## What the task asks
The required output is all lines below that contain the word "this".

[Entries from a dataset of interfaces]
◇ ◇ ◇ ◇ ◇
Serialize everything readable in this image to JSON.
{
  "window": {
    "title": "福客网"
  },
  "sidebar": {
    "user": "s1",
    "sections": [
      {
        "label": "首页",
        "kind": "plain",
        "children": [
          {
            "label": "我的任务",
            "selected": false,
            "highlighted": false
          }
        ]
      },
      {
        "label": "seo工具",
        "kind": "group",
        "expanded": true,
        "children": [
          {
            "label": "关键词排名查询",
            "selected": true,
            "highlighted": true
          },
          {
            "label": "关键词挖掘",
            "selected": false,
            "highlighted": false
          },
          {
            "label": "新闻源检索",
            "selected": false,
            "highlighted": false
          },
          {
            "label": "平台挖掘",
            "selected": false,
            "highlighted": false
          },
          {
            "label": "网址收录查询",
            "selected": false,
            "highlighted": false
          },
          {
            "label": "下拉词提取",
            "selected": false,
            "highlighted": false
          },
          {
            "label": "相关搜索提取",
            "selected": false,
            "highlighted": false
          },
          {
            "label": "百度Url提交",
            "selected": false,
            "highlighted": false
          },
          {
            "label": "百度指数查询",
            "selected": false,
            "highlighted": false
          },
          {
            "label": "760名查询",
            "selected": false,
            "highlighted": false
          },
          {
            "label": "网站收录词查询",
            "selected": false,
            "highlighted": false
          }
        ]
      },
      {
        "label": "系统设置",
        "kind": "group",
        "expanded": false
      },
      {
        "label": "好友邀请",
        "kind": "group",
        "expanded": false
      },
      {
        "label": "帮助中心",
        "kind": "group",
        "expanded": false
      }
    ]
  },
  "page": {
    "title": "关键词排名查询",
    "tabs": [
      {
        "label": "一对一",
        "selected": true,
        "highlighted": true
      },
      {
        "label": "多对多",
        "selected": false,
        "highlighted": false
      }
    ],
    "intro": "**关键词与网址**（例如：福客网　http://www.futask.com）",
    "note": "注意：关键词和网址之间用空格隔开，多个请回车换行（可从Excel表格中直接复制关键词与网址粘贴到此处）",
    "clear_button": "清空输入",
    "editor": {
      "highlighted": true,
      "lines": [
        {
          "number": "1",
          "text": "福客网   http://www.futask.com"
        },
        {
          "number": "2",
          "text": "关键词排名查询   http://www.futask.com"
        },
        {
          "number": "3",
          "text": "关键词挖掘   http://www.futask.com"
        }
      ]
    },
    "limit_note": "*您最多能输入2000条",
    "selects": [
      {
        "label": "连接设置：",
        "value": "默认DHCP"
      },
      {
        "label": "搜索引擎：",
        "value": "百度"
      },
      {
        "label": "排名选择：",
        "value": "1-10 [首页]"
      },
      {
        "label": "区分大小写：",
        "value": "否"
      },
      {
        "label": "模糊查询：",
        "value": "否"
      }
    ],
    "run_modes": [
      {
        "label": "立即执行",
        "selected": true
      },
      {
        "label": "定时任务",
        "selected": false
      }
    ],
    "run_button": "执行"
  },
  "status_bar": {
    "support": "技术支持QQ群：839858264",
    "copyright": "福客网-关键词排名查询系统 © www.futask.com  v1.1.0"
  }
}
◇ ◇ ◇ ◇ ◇
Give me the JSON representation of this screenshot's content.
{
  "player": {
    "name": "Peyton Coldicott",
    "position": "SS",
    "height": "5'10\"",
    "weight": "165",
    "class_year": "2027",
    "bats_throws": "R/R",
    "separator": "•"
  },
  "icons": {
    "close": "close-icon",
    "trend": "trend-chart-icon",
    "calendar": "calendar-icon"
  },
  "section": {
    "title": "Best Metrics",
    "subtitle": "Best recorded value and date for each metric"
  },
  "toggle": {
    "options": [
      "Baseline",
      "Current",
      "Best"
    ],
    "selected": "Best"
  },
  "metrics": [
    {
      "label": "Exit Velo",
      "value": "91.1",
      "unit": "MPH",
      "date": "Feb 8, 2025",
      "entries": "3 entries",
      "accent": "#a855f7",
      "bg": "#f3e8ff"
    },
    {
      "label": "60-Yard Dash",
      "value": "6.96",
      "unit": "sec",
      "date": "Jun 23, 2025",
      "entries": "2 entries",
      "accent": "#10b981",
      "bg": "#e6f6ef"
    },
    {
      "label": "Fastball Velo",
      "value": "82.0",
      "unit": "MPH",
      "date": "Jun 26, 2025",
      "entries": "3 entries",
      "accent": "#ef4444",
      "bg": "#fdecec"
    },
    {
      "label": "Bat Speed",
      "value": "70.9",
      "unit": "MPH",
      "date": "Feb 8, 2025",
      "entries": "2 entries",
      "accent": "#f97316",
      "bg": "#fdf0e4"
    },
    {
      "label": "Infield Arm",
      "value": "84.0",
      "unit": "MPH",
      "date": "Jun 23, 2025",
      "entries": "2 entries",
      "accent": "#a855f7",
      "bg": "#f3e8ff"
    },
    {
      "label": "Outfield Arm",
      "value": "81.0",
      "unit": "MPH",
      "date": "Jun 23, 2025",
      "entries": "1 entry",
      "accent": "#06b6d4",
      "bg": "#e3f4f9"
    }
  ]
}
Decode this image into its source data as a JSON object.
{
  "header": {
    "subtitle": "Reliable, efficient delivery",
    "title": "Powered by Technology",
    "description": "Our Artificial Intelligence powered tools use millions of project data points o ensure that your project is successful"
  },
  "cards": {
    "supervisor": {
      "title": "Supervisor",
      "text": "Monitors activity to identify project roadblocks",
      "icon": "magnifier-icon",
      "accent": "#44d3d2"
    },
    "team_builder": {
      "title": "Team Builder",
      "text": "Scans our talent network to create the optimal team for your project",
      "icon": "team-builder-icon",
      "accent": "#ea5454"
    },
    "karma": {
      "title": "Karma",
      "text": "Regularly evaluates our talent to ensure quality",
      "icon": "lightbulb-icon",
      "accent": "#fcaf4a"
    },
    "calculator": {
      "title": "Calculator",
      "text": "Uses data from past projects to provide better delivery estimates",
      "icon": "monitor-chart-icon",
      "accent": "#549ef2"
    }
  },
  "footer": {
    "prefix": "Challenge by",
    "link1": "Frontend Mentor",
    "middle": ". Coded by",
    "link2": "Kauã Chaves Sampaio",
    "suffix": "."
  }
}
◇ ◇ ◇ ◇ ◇
## Solution to the problem
Serialize everything readable in this image to JSON.
Give me the JSON representation of this screenshot's content.
Decode this image into its source data as a JSON object.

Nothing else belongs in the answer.